I finished writing my middle-grade action adventure novel set in London and Duat – the land of the dead in ancient Egyptian religion. The title so far is Cleo Dalby and the curse of the Chaos Mummies. It had several other titles, but this one seems to suit the tone and genre of the book.
It has been beta tested, edited quite a bit. Beta read again, edited again and again and again… I think it is ready to be let out into the big, wide world.
So, what do I next?
Should I try traditional publishing, agent etc? Or, should I self-publish?
I know the pros and cons of both kinds of publishing having been published by a small publishing house and self-published. Both have their good points and bad. I have heard that it is very difficult to sell children’s or middle-grade books if you self-publish. I don’t know how true that is, but I have heard it said by quite a few authors.
Now that I am a self-published author, I like it. I have control over all aspects of marketing and editorial decisions. A thing I did not have when under contract. I am inclined towards self-publishing this book for those reasons.
However, I may just send it out to a few well-chosen agents that have enough authority and respect within the publishing world, to possibly get me signed to a major publishing house. Why? Because I am unsure of how my book will sell. Most books written for children under the age of fourteen are bought by parents for their children. After speaking to a lot of parents, they said they hardly ever, if ever, bought a book by a self-published author. This may not be true of every adult who buys books for young people.
Am I talking myself into traditional publishing here?
I’m somewhat confused.
Any thoughts, comments, suggestions, and advice would be gratefully received.
I have posted an extract from the book.
No cover as yet. This will have to do.
Cleo Dalby and the Curse of the Chaos Mummies
If you were twelve-years-old and possessed by evil, what would you do?
Curses, chaos, mummies, gods and the fight to save mankind.
We Are Not Alone
Darkness pushed against Cleo Dalby’s arms and legs as she struggled to make her way through the narrow chamber. Hands outstretched before her, she slid her feet forward, straining to hear something, anything. But every sound, even the skid-slap of her sandals on the stone floor, became lost in the gloom. On Cleo walked slow and tentative, deeper into the world of corpses.
A sigh, long and weary-filled drifted towards her. It seemed to gather friends as it neared, and soon the sad laments of dozens of disembodied voices surrounded her. The moans continued, drifting in and out of her ears like tired moths trapped inside a lampshade. She tried to struggle on, but the wails tugged at her ankles, forcing her to stop and listen to the muffled chatter that swirled and scuttled inside her head.
“We, the dead, abide here. Quietly resting, hands on chest, faces tilted up to catch a ray of sunlight.”
“A futile gesture. For this far below the ground, there is only blackness and the weight of stone.”
“We, the dead, lie still, poised in readiness for our resurrection.”

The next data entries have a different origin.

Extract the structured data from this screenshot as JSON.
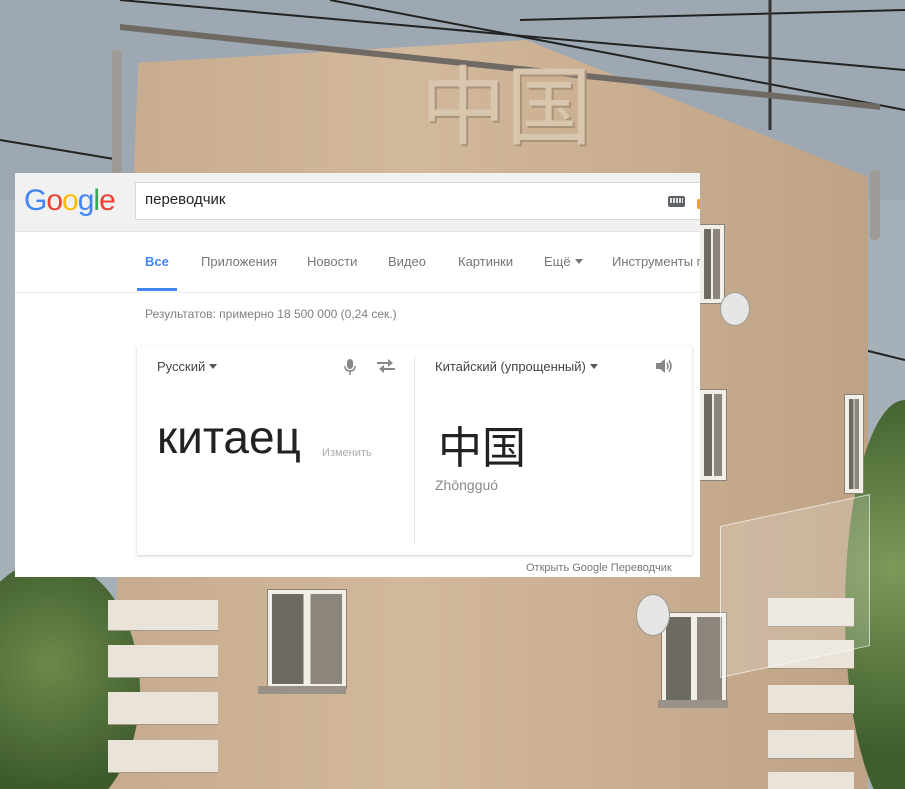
{
  "background": {
    "sign_text": "中国"
  },
  "google": {
    "logo_letters": [
      {
        "ch": "G",
        "color": "#4285f4"
      },
      {
        "ch": "o",
        "color": "#ea4335"
      },
      {
        "ch": "o",
        "color": "#fbbc05"
      },
      {
        "ch": "g",
        "color": "#4285f4"
      },
      {
        "ch": "l",
        "color": "#34a853"
      },
      {
        "ch": "e",
        "color": "#ea4335"
      }
    ],
    "search_query": "переводчик",
    "tabs": [
      {
        "label": "Все",
        "active": true
      },
      {
        "label": "Приложения"
      },
      {
        "label": "Новости"
      },
      {
        "label": "Видео"
      },
      {
        "label": "Картинки"
      },
      {
        "label": "Ещё"
      },
      {
        "label": "Инструменты поиска"
      }
    ],
    "results_count": "Результатов: примерно 18 500 000 (0,24 сек.)",
    "translator": {
      "source_lang": "Русский",
      "target_lang": "Китайский (упрощенный)",
      "source_text": "китаец",
      "edit_label": "Изменить",
      "target_text": "中国",
      "transliteration": "Zhōngguó",
      "open_link": "Открыть Google Переводчик"
    },
    "accent_color": "#4285f4"
  }
}
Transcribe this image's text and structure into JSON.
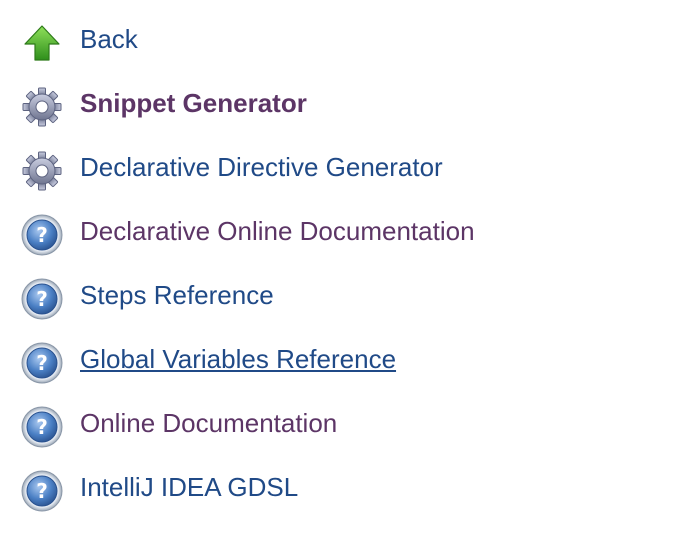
{
  "colors": {
    "link": "#204a87",
    "visited_link": "#5c3566",
    "arrow_green": "#4fae2a",
    "gear_gray": "#8a8fa8",
    "help_blue": "#3b6fb5"
  },
  "tasks": [
    {
      "label": "Back",
      "icon": "up-arrow-icon"
    },
    {
      "label": "Snippet Generator",
      "icon": "gear-icon"
    },
    {
      "label": "Declarative Directive Generator",
      "icon": "gear-icon"
    },
    {
      "label": "Declarative Online Documentation",
      "icon": "help-icon"
    },
    {
      "label": "Steps Reference",
      "icon": "help-icon"
    },
    {
      "label": "Global Variables Reference",
      "icon": "help-icon"
    },
    {
      "label": "Online Documentation",
      "icon": "help-icon"
    },
    {
      "label": "IntelliJ IDEA GDSL",
      "icon": "help-icon"
    }
  ]
}
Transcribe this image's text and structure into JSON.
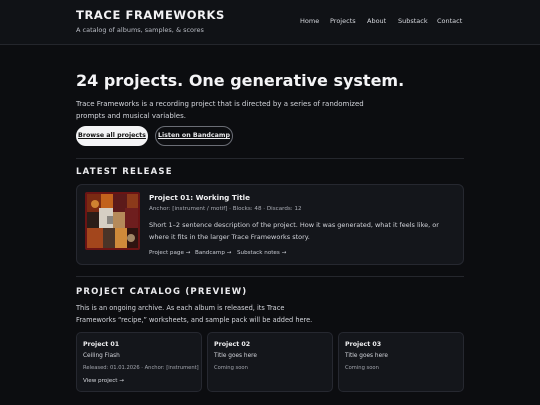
{
  "header": {
    "brand": "TRACE FRAMEWORKS",
    "tagline": "A catalog of albums, samples, & scores",
    "nav": [
      "Home",
      "Projects",
      "About",
      "Substack",
      "Contact"
    ]
  },
  "hero": {
    "title": "24 projects. One generative system.",
    "description": "Trace Frameworks is a recording project that is directed by a series of randomized prompts and musical variables.",
    "primary_button": "Browse all projects",
    "secondary_button": "Listen on Bandcamp"
  },
  "latest_release": {
    "section_title": "LATEST RELEASE",
    "title": "Project 01: Working Title",
    "meta": "Anchor: [instrument / motif] · Blocks: 48 · Discards: 12",
    "description": "Short 1–2 sentence description of the project. How it was generated, what it feels like, or where it fits in the larger Trace Frameworks story.",
    "links": [
      "Project page →",
      "Bandcamp →",
      "Substack notes →"
    ]
  },
  "catalog": {
    "section_title": "PROJECT CATALOG (PREVIEW)",
    "description": "This is an ongoing archive. As each album is released, its Trace Frameworks “recipe,” worksheets, and sample pack will be added here.",
    "cards": [
      {
        "name": "Project 01",
        "subtitle": "Ceiling Flash",
        "meta": "Released: 01.01.2026 · Anchor: [instrument]",
        "link": "View project →"
      },
      {
        "name": "Project 02",
        "subtitle": "Title goes here",
        "meta": "Coming soon"
      },
      {
        "name": "Project 03",
        "subtitle": "Title goes here",
        "meta": "Coming soon"
      }
    ]
  },
  "colors": {
    "background": "#0c0d10",
    "card": "#14161b",
    "primary_button": "#f4f4f6",
    "cover_border": "#6b1414"
  }
}
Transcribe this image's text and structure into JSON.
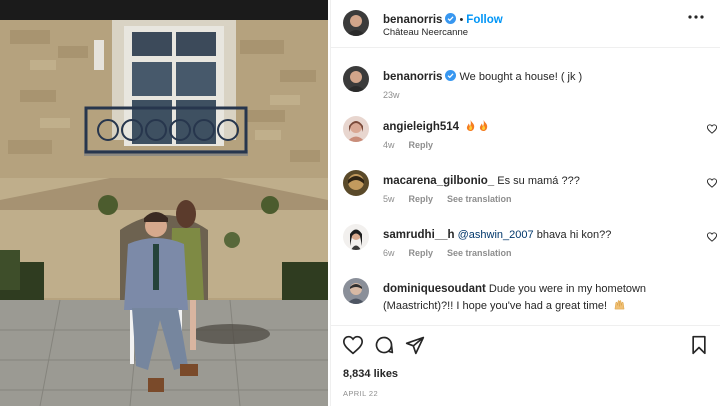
{
  "post": {
    "username": "benanorris",
    "follow_label": "Follow",
    "separator": "•",
    "location": "Château Neercanne",
    "caption_text": "We bought a house! ( jk )",
    "caption_age": "23w",
    "likes": "8,834 likes",
    "date": "APRIL 22"
  },
  "comments": [
    {
      "username": "angieleigh514",
      "text": "",
      "emoji": [
        "fire",
        "fire"
      ],
      "age": "4w",
      "reply": "Reply",
      "translation": ""
    },
    {
      "username": "macarena_gilbonio_",
      "text": "Es su mamá ???",
      "age": "5w",
      "reply": "Reply",
      "translation": "See translation"
    },
    {
      "username": "samrudhi__h",
      "mention": "@ashwin_2007",
      "text": "bhava hi kon??",
      "age": "6w",
      "reply": "Reply",
      "translation": "See translation"
    },
    {
      "username": "dominiquesoudant",
      "text": "Dude you were in my hometown (Maastricht)?!! I hope you've had a great time!",
      "emoji": [
        "hands"
      ]
    }
  ],
  "icons": {
    "verified": "verified-badge-icon",
    "more": "more-options-icon",
    "like": "heart-icon",
    "comment": "comment-icon",
    "share": "share-icon",
    "save": "bookmark-icon"
  },
  "colors": {
    "accent": "#0095f6",
    "text": "#262626",
    "muted": "#8e8e8e",
    "verified": "#3897f0"
  }
}
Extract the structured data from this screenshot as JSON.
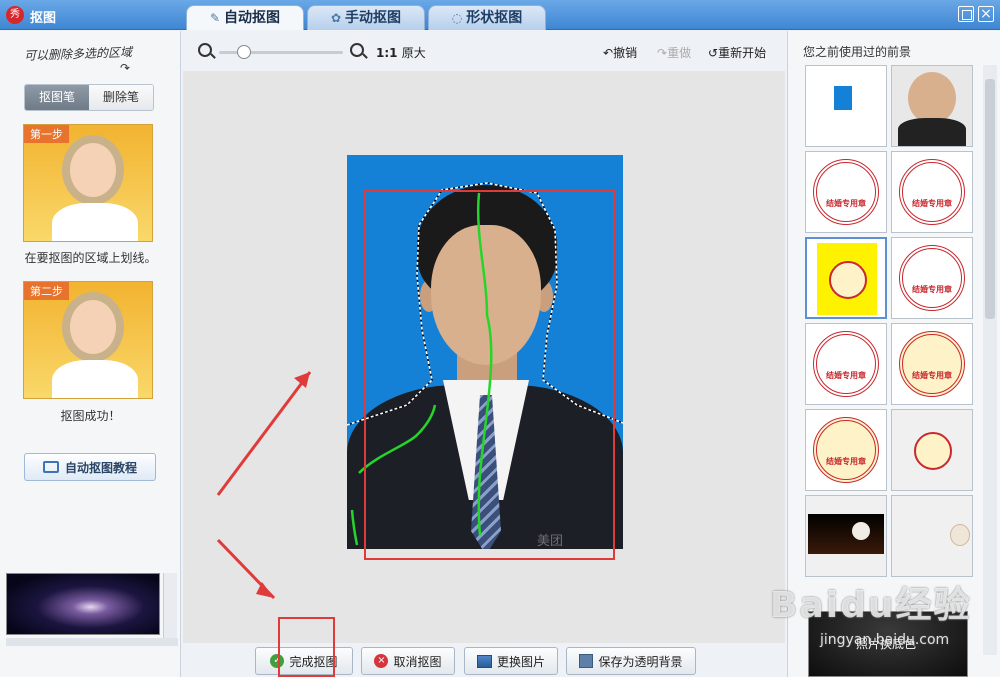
{
  "window": {
    "title": "抠图",
    "app_icon": "秀"
  },
  "tabs": [
    {
      "label": "自动抠图",
      "icon": "brush-icon",
      "active": true
    },
    {
      "label": "手动抠图",
      "icon": "gear-icon",
      "active": false
    },
    {
      "label": "形状抠图",
      "icon": "shape-icon",
      "active": false
    }
  ],
  "left": {
    "hint": "可以删除多选的区域",
    "pen_active": "抠图笔",
    "pen_erase": "删除笔",
    "step1_tag": "第一步",
    "step1_text": "在要抠图的区域上划线。",
    "step2_tag": "第二步",
    "step2_text": "抠图成功！",
    "tutorial": "自动抠图教程"
  },
  "toolbar": {
    "ratio": "1:1",
    "ratio_label": "原大",
    "undo": "撤销",
    "redo": "重做",
    "restart": "重新开始",
    "zoom_level": 0.2
  },
  "canvas": {
    "watermark": "美团"
  },
  "buttons": {
    "finish": "完成抠图",
    "cancel": "取消抠图",
    "change": "更换图片",
    "save": "保存为透明背景"
  },
  "right": {
    "title": "您之前使用过的前景",
    "stamp_text": "结婚专用章",
    "bottom_text": "照片换底色"
  },
  "watermark": {
    "brand": "Baidu经验",
    "url": "jingyan.baidu.com"
  },
  "colors": {
    "accent": "#3f86d3",
    "highlight": "#e03b3b",
    "stroke": "#25d62a"
  }
}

“What a wait we’ve had. So many years spent lying in a state of half-remembered promises and expectations, grown dull with the passing of each century.”
“We, the dead, no longer know who we are. Memories fade and melt into our hollow skulls.”
“We, the dead, sometimes whisper to each other.”
“Husks of words from dried up lips that stick to the cold walls, waiting for the living to listen.”
Cleo touched the limestone with her fingertips and thought she heard a murmuring of souls.
“We, the dead, can feel a presence.”
A breath of ancient brushed past her cheek. She shivered and rubbed her naked arms. The chill slapped onto her legs and spread upwards leaving pimples of stiff-haired unease on her sunburnt flesh. She gulped and said into the blackness, “Hello? Is anyone there? My name is Cleo.”
The voices ceased.
She called again, but no answer came. There was a smell of rot so strong that Cleo nearly vomited. It disappeared and she felt as if a heavy weight had been lifted from her shoulders. She stood tall, shrugged, and said, “The dark is just an absence of light,” then shook the torch that was gripped in her hand. “Stupid, froggin’ thing. Work.” She patted it against her palm. “Work.” Something touched her shoulder and Cleo jumped.
You can read a longer extract on my website under the heading Cleo Dalby: